↓
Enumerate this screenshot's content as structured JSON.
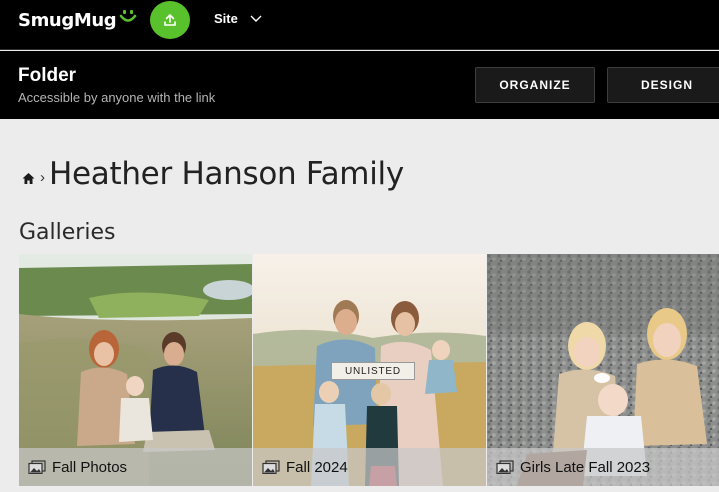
{
  "topbar": {
    "logo_text": "SmugMug",
    "site_label": "Site"
  },
  "folder": {
    "title": "Folder",
    "subtitle": "Accessible by anyone with the link",
    "organize_label": "ORGANIZE",
    "design_label": "DESIGN"
  },
  "page": {
    "title": "Heather Hanson Family",
    "section_title": "Galleries"
  },
  "galleries": [
    {
      "title": "Fall Photos",
      "badge": ""
    },
    {
      "title": "Fall 2024",
      "badge": "UNLISTED"
    },
    {
      "title": "Girls Late Fall 2023",
      "badge": ""
    }
  ],
  "colors": {
    "accent": "#59c12b",
    "topbar": "#000000",
    "page_bg": "#ececec"
  }
}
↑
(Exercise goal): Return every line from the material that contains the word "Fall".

(Completed exercise):
      "title": "Fall Photos",
      "title": "Fall 2024",
      "title": "Girls Late Fall 2023",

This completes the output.